The U.S. Supreme Court”s decision Tuesday not to hear Smith v. University of Washington Law School, the case challenging the school”s race-conscious admissions policies, may have little immediate impact on the two similar cases against the University of Michigan scheduled to be heard in the 6th Circuit Court of Appeals in Cincinnati this fall.

“Other than making it more likely that the Supreme Court will hear the University of Michigan cases, I don”t think it will have too much of an effect,” said Curt Levey, legal director for the Center for Individual Rights, which represents the plaintiffs in all three cases.

“The decision to deny certiorari in the Washington case is not a surprise,” said University of Michigan Law School Dean Jeffrey Lehman. “If the Supreme Court is to revisit the issue of affirmative action in higher education, that case would be a poor vehicle through which to do so.”

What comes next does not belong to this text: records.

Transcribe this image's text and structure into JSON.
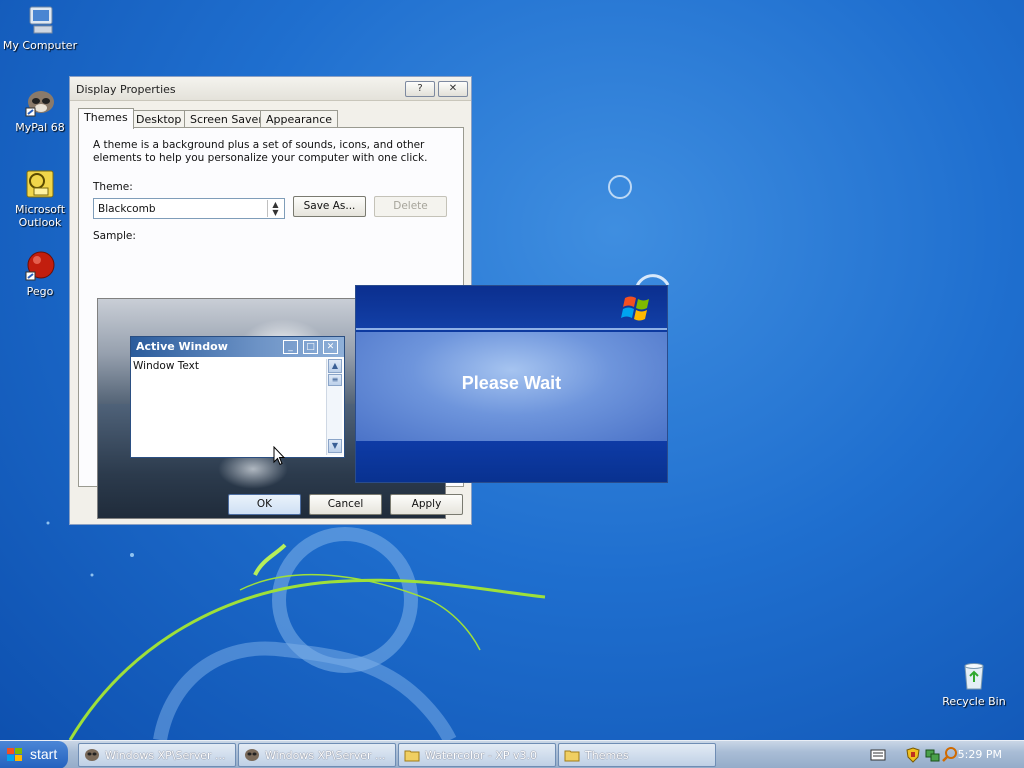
{
  "desktop": {
    "icons": [
      {
        "label": "My Computer",
        "icon": "my-computer-icon"
      },
      {
        "label": "MyPal 68",
        "icon": "mypal-icon"
      },
      {
        "label": "Microsoft Outlook",
        "icon": "outlook-icon"
      },
      {
        "label": "Pego",
        "icon": "pego-icon"
      },
      {
        "label": "Recycle Bin",
        "icon": "recycle-bin-icon"
      }
    ]
  },
  "dialog": {
    "title": "Display Properties",
    "help_glyph": "?",
    "close_glyph": "✕",
    "tabs": [
      "Themes",
      "Desktop",
      "Screen Saver",
      "Appearance"
    ],
    "active_tab": "Themes",
    "description": "A theme is a background plus a set of sounds, icons, and other elements to help you personalize your computer with one click.",
    "theme_label": "Theme:",
    "theme_value": "Blackcomb",
    "save_as": "Save As...",
    "delete": "Delete",
    "sample_label": "Sample:",
    "sample_window": {
      "title": "Active Window",
      "text": "Window Text"
    },
    "ok": "OK",
    "cancel": "Cancel",
    "apply": "Apply"
  },
  "wait_dialog": {
    "message": "Please Wait"
  },
  "taskbar": {
    "start": "start",
    "tasks": [
      {
        "label": "Windows XP\\Server ...",
        "icon": "xp-window-icon"
      },
      {
        "label": "Windows XP\\Server ...",
        "icon": "xp-window-icon"
      },
      {
        "label": "Watercolor - XP v3.0",
        "icon": "folder-icon"
      },
      {
        "label": "Themes",
        "icon": "folder-icon"
      }
    ],
    "clock": "5:29 PM"
  },
  "colors": {
    "desktop": "#1f6fcf",
    "taskbar": "#a9bdd6",
    "wait_panel": "#0d3aa0"
  }
}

The court passed over the case, an action which lets stand the 9th Circuit Court of Appeal”s decision upholding the view of diversity as a compelling governmental interest, Lehman said.

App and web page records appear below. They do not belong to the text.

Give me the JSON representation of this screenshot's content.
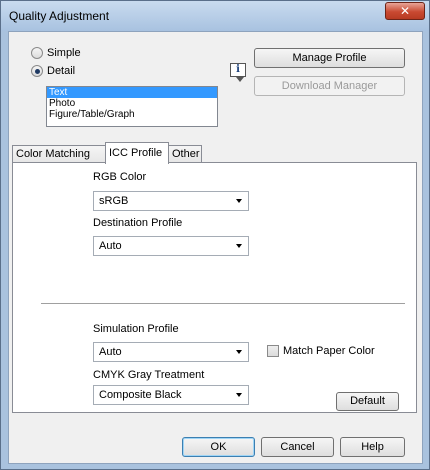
{
  "window": {
    "title": "Quality Adjustment",
    "close_glyph": "✕"
  },
  "mode": {
    "simple_label": "Simple",
    "detail_label": "Detail",
    "selected": "Detail"
  },
  "object_list": {
    "items": [
      "Text",
      "Photo",
      "Figure/Table/Graph"
    ],
    "selected": "Text"
  },
  "buttons": {
    "manage_profile": "Manage Profile",
    "download_manager": "Download Manager",
    "default": "Default",
    "ok": "OK",
    "cancel": "Cancel",
    "help": "Help"
  },
  "info_icon": {
    "name": "info-icon",
    "glyph": "i"
  },
  "tabs": [
    {
      "label": "Color Matching",
      "active": false
    },
    {
      "label": "ICC Profile",
      "active": true
    },
    {
      "label": "Other",
      "active": false
    }
  ],
  "icc": {
    "rgb_color_label": "RGB Color",
    "rgb_color_value": "sRGB",
    "destination_label": "Destination Profile",
    "destination_value": "Auto",
    "simulation_label": "Simulation Profile",
    "simulation_value": "Auto",
    "match_paper_label": "Match Paper Color",
    "match_paper_checked": false,
    "cmyk_gray_label": "CMYK Gray Treatment",
    "cmyk_gray_value": "Composite Black"
  },
  "colors": {
    "selection": "#3399ff",
    "frame": "#a9c2de",
    "close_red": "#c94a32"
  }
}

“Naturally, we hope that the Sixth Circuit will interpret the Constitution in the same way,” he said.

University of California at Los Angeles Prof. Robert Post cautioned the action did not necessarily indicate the Supreme Court would rule in favor of race-conscious admissions policies. “Denial of certiorari is meant to mean nothing,” he said.

University of Michigan Law School graduate Tony Miles, who now practices in Seattle, noted the major difference between the cases in Michigan and Washington is that voters in Washington passed an initiative similar to Proposition 209 in California, ending affirmative action in the state. Therefore, a ruling by the Supreme Court would not have had any impact on current policies.

Michigan does not have a state-wide ban on affirmative action policies, and a ruling either way by the Supreme Court would be significant.

Post speculated one reason the court decided not to hear the case could be that the nine justices appear to be split on the issue.

Justice Sandra Day O”Connor is considered to be the deciding vote. “Where O”Connor goes on this vote, so goes the court,” Post said, adding the other justices may be wary of taking a case when they don”t know O”Connor”s position.

Leave a comment

Your email address will not be published.